A new study on sexual behaviour in the workplace reveals that men in less-powerful positions are more likely to flirt or harass coworkers as they seek to move up.
Men in low-power positions are most likely to flirt with moving up
Often research and stereotypes on sexuality and gender in office have been focusing on men in powerful positions and women in low-power positions. However, the latest research findings dispel the notion that women use sexual appeal at work to move up.
According to University of California-Berkeley researchers, males who feel uneasy about their position within the company are nonetheless the ones that engage in sexually explicit conduct and potentially unwelcome comments. In addition, men who hold such “low-power positions” are inclined to engage in “unwanted social behaviour” and refer to themselves as delightful flirts at work.
Findings showed that men in low-power positions tend to justify their big flirting in the workplace by trying to project the image of authority. Heterosexual men are most inclined to flirt with supervisors than women in subordinate positions.
Men are the only ones who “turn up the harassment with coworkers” whenever they feel they have too little authority, even though some women also make comparable strategic overtures to their sexual or physical nature.
The Study debunks the myth that women flirt with moving positions in the workplace
Laura Kray, who studies gender roles at UC Berkley’s Hass School of Business, said that most of the research has focused on men in powerful positions. However, after several studies, the myth has been debunked. It is not men in power only who can take advantage of coworkers sexually. Kray said that they found that insecure men about their role are likely to use unwanted social sexual behaviour to look powerful and more masculine even when they know it is offensive to women.

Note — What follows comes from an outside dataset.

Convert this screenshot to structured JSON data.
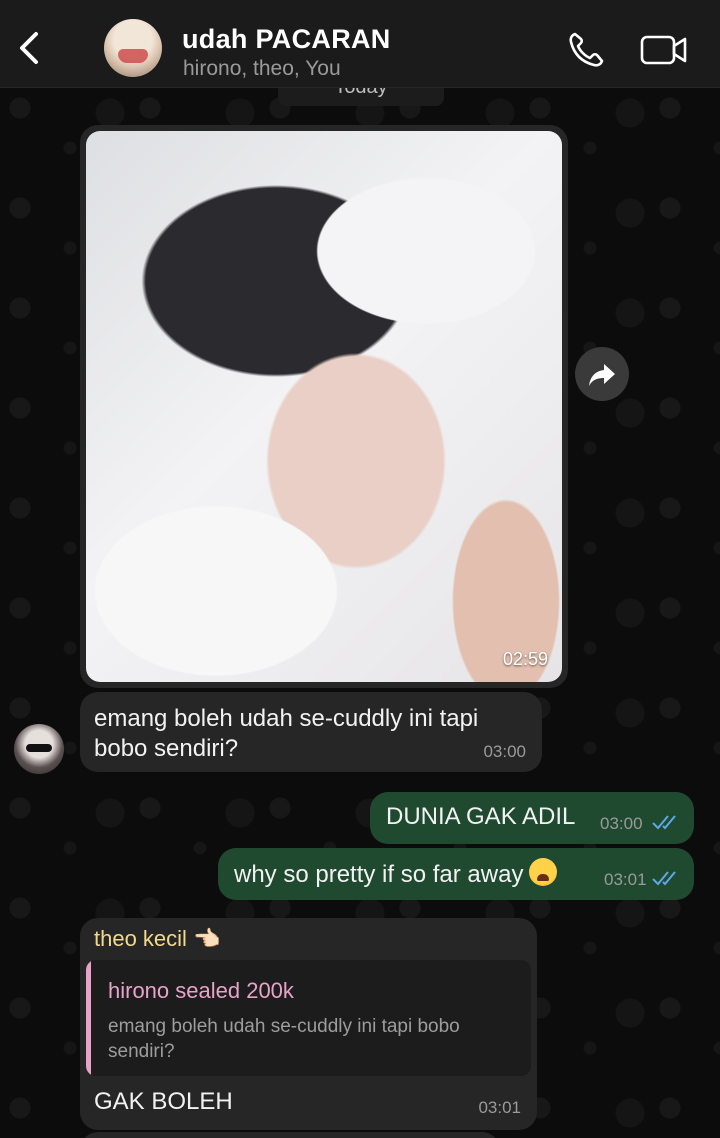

Researchers found that men turn to workplace flirtation because of the “desire for more power-not holding power”, which affects their intentions toward coworkers. The behaviour is common in men who self-identify as “flirts” with seemingly inflated or fragile views about their role in the workplace.